What the task asks ▸ Using the records that follow, copy every line containing the word "label".

Material for this exercise ▸
++++
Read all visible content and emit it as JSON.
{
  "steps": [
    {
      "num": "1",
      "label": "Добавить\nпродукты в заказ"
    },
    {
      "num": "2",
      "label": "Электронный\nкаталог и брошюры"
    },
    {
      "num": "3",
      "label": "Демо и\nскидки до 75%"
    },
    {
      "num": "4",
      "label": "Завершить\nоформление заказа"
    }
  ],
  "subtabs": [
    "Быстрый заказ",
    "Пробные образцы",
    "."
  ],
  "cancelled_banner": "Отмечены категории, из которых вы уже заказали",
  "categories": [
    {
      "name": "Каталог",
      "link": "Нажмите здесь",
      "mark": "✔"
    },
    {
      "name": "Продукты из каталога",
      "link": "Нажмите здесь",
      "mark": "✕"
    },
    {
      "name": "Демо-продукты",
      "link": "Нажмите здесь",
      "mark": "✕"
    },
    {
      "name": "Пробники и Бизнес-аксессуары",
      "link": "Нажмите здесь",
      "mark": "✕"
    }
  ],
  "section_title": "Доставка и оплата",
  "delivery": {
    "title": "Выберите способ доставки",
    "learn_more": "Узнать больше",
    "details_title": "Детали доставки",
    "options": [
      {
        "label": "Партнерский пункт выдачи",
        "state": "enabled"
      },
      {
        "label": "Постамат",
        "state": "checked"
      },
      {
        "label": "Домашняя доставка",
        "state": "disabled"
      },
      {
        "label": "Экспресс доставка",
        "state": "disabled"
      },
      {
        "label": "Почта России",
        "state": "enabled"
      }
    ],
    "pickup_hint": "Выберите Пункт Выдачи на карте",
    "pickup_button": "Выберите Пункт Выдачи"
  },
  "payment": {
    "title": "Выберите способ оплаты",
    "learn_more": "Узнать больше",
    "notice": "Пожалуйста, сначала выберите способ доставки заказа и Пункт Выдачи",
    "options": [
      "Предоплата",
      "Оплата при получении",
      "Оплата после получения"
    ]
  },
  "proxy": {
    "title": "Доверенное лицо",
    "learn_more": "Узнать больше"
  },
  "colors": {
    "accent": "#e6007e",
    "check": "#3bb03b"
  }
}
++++
Problem solution ▸
      "label": "Добавить\nпродукты в заказ"
      "label": "Электронный\nкаталог и брошюры"
      "label": "Демо и\nскидки до 75%"
      "label": "Завершить\nоформление заказа"
        "label": "Партнерский пункт выдачи",
        "label": "Постамат",
        "label": "Домашняя доставка",
        "label": "Экспресс доставка",
        "label": "Почта России",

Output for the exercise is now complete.